Media & Press

July 31, 2019

Statement of former U.S. National Speed Skater and Sexual Abuse Survivor, Bridie Farrell, Regarding the Empowering Olympic and Amateur Athletes Act of 2019

HUDSON, NY (July 31, 2019) — Bridie Farrell, CEO of NY Loves Kids today issued the following statement: “In a Senate subcommittee hearing in April of 2018, I said, ‘For many children it is impossible to disclose molestation or rape, because we do not, and they do not have the vocabulary. I did not learn that [at 15 years old] being molested by a 33-year-old man was a crime until I was at Cornell University. I was 27 years old.’ “Today I celebrate a breakthrough in the effort to stop child sexual abuse, especially in sport. “Survivors of child sexual abuse within the Olympic movement are finally being heard with the introduction of the Empowering Olympic and Amateur Athletes Act of 2019. It is the first of many steps toward ending the status quo within the U.S. Olympic and Paralympic Committee.
July 19, 2019

Zero Abuse Project Statement on the Resignation of Judge James Troiano

Washington, D.C. (July 19, 2019) – Zero Abuse Project CEO Jeff Dion issued the following statement today regarding Judge James Troiano’s resignation and new mandatory sexual violence training for all state judges in New Jersey. We applaud the New Jersey judicial system’s first steps towards restoring itself in the eyes of the public as an unbiased and fair civic institution.
July 15, 2019

Zero Abuse Project CEO Jeffrey R. Dion Statement on NY Child Victims Act & Jeffrey Epstein

July 15th, 2019 (New York). Zero Abuse Project CEO Jeffrey R. Dion today stressed the role of New York’s new Child Victims Act in helping to keep children safe from sexual abuse and ensuring survivors can seek justice in light of the recent arrest of Jeffrey Epstein on charges of sex trafficking.
July 2, 2019

Seminar teaches community residents about Child Victims Act

Jeff Dion, the CEO of the Zero Abuse Project, led a presentation detailing several facts about the new Child Victims Act. He spoke about how the culture of negligence within some institutions has to end and should be replaced by one of disclosure.
June 12, 2019

Dr. Melissa Stephens receives distinguished award for CAST implementation in medical education

This year’s recipient of The Marguerite Elliott Innovation in Clinical Medical Education Award is Melissa Renee Stephens, MD, FAAFP, Associate Professor of Clinical Sciences & Director of Graduate Medical Education and Population Health at William Carey University College of Osteopathic Medicine (WCUCOM), for her innovation titled: ‘Implementation of Child Advocacy Studies Training (CAST) in Medical Education.’
June 4, 2019
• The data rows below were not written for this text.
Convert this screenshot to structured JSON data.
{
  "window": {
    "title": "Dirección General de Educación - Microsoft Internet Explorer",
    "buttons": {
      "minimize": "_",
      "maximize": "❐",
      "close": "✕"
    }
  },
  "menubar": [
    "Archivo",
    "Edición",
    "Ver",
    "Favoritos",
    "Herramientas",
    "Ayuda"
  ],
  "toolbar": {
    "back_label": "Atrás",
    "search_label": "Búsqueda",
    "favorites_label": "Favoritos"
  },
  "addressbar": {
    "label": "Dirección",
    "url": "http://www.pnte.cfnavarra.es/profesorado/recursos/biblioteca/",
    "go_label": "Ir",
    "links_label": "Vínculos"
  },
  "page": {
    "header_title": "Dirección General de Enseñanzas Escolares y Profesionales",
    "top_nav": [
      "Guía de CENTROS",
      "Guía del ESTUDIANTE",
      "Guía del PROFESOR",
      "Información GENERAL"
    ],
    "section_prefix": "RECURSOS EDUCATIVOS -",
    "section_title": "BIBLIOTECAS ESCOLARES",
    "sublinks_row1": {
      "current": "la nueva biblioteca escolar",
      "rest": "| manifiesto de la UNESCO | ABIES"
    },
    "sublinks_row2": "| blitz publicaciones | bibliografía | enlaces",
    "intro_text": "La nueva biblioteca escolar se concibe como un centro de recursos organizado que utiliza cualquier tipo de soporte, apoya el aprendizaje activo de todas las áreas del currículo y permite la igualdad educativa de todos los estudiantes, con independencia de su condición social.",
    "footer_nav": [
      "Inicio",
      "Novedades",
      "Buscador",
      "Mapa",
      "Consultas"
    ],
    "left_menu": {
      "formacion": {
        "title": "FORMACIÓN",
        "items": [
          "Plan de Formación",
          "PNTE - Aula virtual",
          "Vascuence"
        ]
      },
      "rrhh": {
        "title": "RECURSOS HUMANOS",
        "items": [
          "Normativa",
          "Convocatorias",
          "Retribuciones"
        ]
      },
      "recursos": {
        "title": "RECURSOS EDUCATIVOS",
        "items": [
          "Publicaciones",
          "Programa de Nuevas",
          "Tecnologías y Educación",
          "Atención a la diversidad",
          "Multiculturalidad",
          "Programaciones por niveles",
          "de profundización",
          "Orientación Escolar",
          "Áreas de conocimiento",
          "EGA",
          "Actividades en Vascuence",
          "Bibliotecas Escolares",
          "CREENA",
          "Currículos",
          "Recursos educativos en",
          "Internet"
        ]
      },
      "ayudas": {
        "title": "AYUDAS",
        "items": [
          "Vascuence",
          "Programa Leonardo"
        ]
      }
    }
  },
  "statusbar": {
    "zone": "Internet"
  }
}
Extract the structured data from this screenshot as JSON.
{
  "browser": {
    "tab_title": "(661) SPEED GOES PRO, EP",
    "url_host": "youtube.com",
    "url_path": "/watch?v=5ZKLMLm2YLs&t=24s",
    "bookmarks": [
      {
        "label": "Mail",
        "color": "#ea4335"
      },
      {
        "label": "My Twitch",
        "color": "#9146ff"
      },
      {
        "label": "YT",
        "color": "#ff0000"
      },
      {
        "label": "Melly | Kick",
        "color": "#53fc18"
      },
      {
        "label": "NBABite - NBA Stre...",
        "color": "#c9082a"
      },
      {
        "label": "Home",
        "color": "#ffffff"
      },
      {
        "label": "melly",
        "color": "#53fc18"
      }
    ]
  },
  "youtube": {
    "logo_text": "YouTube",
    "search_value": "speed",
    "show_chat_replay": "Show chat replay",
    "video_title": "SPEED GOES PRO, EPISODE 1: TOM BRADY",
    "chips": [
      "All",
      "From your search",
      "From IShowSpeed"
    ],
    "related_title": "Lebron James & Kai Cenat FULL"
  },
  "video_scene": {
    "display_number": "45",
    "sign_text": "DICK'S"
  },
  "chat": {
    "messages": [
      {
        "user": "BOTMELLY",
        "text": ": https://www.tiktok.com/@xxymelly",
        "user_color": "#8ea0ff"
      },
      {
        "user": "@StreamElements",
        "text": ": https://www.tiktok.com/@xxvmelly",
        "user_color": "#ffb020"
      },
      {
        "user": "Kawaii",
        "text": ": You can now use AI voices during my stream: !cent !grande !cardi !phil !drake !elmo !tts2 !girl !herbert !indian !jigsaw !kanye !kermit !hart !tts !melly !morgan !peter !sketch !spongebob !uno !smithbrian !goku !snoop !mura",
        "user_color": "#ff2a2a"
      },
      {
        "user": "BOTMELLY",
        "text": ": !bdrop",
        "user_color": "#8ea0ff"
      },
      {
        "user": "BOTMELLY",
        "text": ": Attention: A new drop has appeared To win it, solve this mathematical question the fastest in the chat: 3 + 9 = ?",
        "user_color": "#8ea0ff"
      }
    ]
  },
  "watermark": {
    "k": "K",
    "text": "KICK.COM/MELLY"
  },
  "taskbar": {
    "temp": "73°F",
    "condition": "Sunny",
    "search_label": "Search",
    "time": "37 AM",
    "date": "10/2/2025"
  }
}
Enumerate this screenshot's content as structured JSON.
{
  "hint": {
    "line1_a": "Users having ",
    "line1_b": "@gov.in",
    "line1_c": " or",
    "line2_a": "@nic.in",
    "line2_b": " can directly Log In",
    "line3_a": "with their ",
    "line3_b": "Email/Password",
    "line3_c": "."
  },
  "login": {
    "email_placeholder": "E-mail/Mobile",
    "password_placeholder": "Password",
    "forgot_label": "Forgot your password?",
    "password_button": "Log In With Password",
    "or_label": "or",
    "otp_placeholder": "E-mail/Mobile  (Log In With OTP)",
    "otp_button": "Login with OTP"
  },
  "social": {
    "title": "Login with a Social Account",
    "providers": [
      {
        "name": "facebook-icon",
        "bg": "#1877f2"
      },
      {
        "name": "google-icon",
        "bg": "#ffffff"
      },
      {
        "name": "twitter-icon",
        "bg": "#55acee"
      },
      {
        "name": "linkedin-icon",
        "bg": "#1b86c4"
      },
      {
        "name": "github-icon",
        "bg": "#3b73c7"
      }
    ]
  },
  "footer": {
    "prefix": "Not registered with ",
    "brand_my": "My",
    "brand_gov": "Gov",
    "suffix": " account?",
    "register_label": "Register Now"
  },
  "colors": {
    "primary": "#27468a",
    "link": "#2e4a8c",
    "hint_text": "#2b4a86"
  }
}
Scott signs bills removing statute of limitations for child sexual abuse claims

“By opening a ‘window to justice’ and allowing survivors whose cases were previously barred by [statutes of limitations] to be heard in court, important information can be exposed that can help create safer, more informed communities.”
May 21, 2019

DCFS simulation gives inside look at challenges investigators face

One of the jobs that the Department of Children and Family Services is tasked with is making sure children are safe. In order to do this job, DCFS investigators have to enter the homes of people accused of horrible crimes.
May 14, 2019

Governor signs bill easing limit on sex abuse lawsuits

The legislation allows child victims to sue up until they turn 55 or within seven years of their first realization that the abuse caused them harm. The current statute of limitations is age 20 or two years after first realizing the abuse caused harm.
April 24, 2019

Nearly 8,000 Boy Scout Leaders Have Been Accused of Sexual Abuse Since 1944, Researcher Found

The Boy Scouts have kept files going back decades showing that nearly 8,000 volunteers have been excluded from the organization because they had been accused of sexually abusing children, according to a review by an expert on child sexual abuse.
April 1, 2019

When Maryland gave abuse victims more time to sue, it may have also protected institutions, including the Catholic Church

Two years ago, Maryland lawmakers made it easier for adults sexually abused as children to sue institutions that harbored predators. They may have also irreversibly granted some immunity to the Catholic Church. A provision tucked into a 2017 law now stands in the way of Maryland joining a nationwide effort to bring justice to victims who come to terms with childhood abuse when they reach middle age and, for decades, have had no recourse in civil courts.